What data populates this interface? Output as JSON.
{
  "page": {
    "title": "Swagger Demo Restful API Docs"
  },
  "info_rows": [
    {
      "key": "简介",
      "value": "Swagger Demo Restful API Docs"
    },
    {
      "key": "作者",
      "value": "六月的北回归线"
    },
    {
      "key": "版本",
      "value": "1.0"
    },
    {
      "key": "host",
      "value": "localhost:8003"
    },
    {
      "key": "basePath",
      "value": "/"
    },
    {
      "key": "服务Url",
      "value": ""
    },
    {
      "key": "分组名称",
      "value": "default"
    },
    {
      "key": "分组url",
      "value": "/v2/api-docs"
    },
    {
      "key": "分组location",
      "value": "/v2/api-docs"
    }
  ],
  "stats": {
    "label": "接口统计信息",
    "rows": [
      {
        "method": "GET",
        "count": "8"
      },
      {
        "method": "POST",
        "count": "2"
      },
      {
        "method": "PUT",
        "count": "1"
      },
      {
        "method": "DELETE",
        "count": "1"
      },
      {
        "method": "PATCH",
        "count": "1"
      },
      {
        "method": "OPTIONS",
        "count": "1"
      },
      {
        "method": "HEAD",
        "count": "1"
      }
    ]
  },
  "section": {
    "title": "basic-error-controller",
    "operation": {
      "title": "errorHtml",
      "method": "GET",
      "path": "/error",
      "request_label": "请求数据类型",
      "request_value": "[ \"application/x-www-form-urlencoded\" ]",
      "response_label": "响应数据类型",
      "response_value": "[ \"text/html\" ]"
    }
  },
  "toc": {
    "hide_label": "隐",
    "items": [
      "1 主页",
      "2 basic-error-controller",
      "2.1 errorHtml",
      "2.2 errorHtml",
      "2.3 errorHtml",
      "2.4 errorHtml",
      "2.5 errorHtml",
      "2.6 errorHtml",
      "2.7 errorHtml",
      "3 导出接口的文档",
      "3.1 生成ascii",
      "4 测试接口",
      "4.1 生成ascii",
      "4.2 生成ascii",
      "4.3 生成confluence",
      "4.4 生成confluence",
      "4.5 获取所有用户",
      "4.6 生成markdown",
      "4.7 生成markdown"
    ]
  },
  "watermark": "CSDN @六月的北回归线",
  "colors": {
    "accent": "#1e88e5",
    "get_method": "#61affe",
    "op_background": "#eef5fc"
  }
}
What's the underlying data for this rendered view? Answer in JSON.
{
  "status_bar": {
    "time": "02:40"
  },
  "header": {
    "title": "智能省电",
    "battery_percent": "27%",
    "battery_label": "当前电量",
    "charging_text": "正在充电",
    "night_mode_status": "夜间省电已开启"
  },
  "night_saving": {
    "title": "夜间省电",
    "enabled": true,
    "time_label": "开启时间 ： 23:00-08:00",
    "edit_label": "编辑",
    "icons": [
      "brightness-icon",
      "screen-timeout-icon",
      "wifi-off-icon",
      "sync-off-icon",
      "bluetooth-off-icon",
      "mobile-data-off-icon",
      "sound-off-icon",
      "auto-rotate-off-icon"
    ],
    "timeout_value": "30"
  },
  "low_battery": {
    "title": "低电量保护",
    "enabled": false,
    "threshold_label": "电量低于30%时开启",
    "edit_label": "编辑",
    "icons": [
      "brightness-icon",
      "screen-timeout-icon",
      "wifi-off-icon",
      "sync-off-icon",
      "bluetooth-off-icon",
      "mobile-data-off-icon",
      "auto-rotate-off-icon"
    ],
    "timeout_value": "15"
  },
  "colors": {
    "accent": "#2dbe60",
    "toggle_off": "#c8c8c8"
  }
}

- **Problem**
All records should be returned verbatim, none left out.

- **The answer**
What data populates this interface? Output as JSON.
{
  "page": {
    "title": "Swagger Demo Restful API Docs"
  },
  "info_rows": [
    {
      "key": "简介",
      "value": "Swagger Demo Restful API Docs"
    },
    {
      "key": "作者",
      "value": "六月的北回归线"
    },
    {
      "key": "版本",
      "value": "1.0"
    },
    {
      "key": "host",
      "value": "localhost:8003"
    },
    {
      "key": "basePath",
      "value": "/"
    },
    {
      "key": "服务Url",
      "value": ""
    },
    {
      "key": "分组名称",
      "value": "default"
    },
    {
      "key": "分组url",
      "value": "/v2/api-docs"
    },
    {
      "key": "分组location",
      "value": "/v2/api-docs"
    }
  ],
  "stats": {
    "label": "接口统计信息",
    "rows": [
      {
        "method": "GET",
        "count": "8"
      },
      {
        "method": "POST",
        "count": "2"
      },
      {
        "method": "PUT",
        "count": "1"
      },
      {
        "method": "DELETE",
        "count": "1"
      },
      {
        "method": "PATCH",
        "count": "1"
      },
      {
        "method": "OPTIONS",
        "count": "1"
      },
      {
        "method": "HEAD",
        "count": "1"
      }
    ]
  },
  "section": {
    "title": "basic-error-controller",
    "operation": {
      "title": "errorHtml",
      "method": "GET",
      "path": "/error",
      "request_label": "请求数据类型",
      "request_value": "[ \"application/x-www-form-urlencoded\" ]",
      "response_label": "响应数据类型",
      "response_value": "[ \"text/html\" ]"
    }
  },
  "toc": {
    "hide_label": "隐",
    "items": [
      "1 主页",
      "2 basic-error-controller",
      "2.1 errorHtml",
      "2.2 errorHtml",
      "2.3 errorHtml",
      "2.4 errorHtml",
      "2.5 errorHtml",
      "2.6 errorHtml",
      "2.7 errorHtml",
      "3 导出接口的文档",
      "3.1 生成ascii",
      "4 测试接口",
      "4.1 生成ascii",
      "4.2 生成ascii",
      "4.3 生成confluence",
      "4.4 生成confluence",
      "4.5 获取所有用户",
      "4.6 生成markdown",
      "4.7 生成markdown"
    ]
  },
  "watermark": "CSDN @六月的北回归线",
  "colors": {
    "accent": "#1e88e5",
    "get_method": "#61affe",
    "op_background": "#eef5fc"
  }
}
What's the underlying data for this rendered view? Answer in JSON.
{
  "status_bar": {
    "time": "02:40"
  },
  "header": {
    "title": "智能省电",
    "battery_percent": "27%",
    "battery_label": "当前电量",
    "charging_text": "正在充电",
    "night_mode_status": "夜间省电已开启"
  },
  "night_saving": {
    "title": "夜间省电",
    "enabled": true,
    "time_label": "开启时间 ： 23:00-08:00",
    "edit_label": "编辑",
    "icons": [
      "brightness-icon",
      "screen-timeout-icon",
      "wifi-off-icon",
      "sync-off-icon",
      "bluetooth-off-icon",
      "mobile-data-off-icon",
      "sound-off-icon",
      "auto-rotate-off-icon"
    ],
    "timeout_value": "30"
  },
  "low_battery": {
    "title": "低电量保护",
    "enabled": false,
    "threshold_label": "电量低于30%时开启",
    "edit_label": "编辑",
    "icons": [
      "brightness-icon",
      "screen-timeout-icon",
      "wifi-off-icon",
      "sync-off-icon",
      "bluetooth-off-icon",
      "mobile-data-off-icon",
      "auto-rotate-off-icon"
    ],
    "timeout_value": "15"
  },
  "colors": {
    "accent": "#2dbe60",
    "toggle_off": "#c8c8c8"
  }
}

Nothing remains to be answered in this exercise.